## Records
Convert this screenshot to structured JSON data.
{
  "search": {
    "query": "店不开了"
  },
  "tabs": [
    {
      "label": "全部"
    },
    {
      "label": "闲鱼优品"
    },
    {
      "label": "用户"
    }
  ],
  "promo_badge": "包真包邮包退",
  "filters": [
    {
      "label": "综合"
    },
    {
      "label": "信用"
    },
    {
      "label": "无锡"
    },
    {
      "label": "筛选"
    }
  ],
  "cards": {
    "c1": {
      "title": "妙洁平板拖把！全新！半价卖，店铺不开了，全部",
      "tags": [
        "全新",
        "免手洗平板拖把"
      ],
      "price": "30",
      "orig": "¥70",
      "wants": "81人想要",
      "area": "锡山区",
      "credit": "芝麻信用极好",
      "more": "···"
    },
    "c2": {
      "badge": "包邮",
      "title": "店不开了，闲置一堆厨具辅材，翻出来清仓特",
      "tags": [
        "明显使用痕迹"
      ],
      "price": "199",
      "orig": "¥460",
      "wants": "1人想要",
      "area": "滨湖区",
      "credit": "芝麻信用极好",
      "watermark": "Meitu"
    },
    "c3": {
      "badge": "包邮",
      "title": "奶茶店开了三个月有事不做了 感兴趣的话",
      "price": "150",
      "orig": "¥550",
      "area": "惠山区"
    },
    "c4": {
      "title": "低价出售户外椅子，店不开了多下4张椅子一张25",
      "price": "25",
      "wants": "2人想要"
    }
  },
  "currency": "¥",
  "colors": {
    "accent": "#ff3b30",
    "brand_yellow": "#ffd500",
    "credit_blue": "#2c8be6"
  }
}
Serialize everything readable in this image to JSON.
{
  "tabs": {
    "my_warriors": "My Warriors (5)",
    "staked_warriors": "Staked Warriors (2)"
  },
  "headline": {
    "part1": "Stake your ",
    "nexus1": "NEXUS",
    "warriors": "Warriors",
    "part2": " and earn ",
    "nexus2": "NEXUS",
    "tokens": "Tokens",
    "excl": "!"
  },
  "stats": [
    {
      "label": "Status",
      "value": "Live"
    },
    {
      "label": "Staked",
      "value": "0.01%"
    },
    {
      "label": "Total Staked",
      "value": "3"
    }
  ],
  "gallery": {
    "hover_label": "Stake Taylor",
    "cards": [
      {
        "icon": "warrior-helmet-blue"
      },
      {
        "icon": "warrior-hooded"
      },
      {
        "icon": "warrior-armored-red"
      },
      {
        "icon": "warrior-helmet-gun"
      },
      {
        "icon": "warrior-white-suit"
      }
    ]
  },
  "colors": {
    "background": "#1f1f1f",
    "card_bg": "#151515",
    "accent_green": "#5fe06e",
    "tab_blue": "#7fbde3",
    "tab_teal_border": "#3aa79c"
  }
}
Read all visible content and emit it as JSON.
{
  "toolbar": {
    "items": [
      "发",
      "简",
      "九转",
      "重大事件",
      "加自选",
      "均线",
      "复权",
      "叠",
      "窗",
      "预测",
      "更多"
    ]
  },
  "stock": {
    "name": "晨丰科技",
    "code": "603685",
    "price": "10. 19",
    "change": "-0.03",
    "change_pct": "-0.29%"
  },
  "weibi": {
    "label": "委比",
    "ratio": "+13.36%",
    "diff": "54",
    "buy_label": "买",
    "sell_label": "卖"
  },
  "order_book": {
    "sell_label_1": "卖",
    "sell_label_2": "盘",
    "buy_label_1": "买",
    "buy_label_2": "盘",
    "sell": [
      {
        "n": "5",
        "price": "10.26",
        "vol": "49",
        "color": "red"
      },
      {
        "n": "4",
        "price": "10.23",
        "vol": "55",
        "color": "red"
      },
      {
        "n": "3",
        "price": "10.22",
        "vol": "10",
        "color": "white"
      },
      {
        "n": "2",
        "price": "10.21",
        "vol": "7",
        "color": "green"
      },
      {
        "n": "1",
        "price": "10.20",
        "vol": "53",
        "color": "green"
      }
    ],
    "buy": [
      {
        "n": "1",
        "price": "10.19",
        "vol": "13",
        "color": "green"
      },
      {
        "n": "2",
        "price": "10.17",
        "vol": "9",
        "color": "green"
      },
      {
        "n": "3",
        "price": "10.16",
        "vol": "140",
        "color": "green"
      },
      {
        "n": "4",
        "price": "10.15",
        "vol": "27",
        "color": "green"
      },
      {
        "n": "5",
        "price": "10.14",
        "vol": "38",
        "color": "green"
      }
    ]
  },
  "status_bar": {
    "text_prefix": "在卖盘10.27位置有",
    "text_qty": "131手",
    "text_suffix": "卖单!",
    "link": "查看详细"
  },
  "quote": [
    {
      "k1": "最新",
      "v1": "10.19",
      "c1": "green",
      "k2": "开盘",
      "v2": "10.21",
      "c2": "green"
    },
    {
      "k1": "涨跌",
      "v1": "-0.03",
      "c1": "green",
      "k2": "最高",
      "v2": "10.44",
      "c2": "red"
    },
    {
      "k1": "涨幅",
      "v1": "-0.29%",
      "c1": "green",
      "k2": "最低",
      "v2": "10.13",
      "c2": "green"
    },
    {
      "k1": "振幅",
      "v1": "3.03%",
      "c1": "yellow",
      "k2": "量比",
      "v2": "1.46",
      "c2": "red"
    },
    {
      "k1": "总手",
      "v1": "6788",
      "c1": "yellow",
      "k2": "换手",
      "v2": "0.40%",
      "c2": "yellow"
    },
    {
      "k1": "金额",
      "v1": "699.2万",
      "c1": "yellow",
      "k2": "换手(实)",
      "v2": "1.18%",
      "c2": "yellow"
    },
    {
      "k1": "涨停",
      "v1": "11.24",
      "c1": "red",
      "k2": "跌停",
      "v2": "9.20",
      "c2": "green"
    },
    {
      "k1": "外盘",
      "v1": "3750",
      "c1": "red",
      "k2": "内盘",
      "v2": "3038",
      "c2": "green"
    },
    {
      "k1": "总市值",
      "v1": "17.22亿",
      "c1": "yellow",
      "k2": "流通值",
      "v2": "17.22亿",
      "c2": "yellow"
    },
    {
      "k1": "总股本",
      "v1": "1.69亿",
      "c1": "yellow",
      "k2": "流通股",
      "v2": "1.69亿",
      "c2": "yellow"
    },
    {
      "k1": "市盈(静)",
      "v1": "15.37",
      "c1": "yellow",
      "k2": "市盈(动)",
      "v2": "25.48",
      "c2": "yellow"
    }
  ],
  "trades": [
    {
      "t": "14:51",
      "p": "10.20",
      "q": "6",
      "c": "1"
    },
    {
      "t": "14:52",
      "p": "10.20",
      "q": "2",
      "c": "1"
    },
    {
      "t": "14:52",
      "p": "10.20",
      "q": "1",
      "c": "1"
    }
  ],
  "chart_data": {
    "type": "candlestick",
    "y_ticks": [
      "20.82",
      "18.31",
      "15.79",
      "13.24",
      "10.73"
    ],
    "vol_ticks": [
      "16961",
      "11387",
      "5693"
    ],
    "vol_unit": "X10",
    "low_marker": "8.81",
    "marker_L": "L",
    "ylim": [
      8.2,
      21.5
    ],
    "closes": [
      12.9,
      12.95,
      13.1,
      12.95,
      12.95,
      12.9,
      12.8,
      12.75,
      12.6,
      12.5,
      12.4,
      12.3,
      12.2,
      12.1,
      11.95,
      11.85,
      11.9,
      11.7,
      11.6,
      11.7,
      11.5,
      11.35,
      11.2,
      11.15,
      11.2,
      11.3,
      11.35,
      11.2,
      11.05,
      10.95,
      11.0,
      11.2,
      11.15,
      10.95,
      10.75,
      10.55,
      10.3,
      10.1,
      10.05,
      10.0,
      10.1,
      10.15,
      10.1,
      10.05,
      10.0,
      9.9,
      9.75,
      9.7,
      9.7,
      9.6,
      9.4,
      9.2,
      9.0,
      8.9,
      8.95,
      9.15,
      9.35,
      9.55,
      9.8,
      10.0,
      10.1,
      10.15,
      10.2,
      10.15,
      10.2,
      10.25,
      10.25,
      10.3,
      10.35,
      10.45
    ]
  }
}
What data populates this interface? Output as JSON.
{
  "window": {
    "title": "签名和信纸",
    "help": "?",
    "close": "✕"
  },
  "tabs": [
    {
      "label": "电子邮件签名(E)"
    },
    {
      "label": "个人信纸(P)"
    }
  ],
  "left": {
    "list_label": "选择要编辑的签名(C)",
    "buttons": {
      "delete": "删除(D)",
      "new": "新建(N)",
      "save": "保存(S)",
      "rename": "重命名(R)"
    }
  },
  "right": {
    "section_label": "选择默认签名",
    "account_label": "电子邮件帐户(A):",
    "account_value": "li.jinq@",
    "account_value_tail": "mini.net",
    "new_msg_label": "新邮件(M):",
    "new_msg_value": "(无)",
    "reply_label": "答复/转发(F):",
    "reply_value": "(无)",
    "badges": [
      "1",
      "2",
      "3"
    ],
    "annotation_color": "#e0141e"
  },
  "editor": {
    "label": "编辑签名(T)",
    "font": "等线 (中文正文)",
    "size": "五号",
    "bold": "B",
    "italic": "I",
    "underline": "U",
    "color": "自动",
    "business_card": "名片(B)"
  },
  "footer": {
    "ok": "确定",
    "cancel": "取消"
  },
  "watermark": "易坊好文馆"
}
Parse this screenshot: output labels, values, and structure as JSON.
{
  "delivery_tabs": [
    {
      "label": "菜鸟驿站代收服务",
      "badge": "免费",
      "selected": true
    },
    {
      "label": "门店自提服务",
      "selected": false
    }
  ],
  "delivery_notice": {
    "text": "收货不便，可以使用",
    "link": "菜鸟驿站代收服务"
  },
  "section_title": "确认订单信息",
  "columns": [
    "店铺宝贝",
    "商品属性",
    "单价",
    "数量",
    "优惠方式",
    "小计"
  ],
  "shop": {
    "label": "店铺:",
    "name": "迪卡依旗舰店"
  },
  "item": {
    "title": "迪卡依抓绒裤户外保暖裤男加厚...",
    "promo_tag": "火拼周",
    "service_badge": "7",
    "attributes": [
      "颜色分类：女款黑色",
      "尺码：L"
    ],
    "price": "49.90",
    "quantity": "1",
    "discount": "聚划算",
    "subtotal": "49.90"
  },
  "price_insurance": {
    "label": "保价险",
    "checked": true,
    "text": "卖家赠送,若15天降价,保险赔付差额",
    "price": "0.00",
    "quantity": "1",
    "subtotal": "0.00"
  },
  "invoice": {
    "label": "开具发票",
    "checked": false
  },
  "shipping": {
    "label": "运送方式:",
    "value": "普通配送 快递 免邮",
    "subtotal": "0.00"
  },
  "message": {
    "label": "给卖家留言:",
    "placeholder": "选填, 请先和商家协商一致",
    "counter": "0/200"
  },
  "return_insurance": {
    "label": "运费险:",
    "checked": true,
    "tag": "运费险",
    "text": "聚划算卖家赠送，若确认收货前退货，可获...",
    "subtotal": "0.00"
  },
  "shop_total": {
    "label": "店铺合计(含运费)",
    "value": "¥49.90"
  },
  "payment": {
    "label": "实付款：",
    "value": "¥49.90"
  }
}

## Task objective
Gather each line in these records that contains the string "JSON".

## Solution to this task
Convert this screenshot to structured JSON data.
Serialize everything readable in this image to JSON.
Read all visible content and emit it as JSON.
What data populates this interface? Output as JSON.
Parse this screenshot: output labels, values, and structure as JSON.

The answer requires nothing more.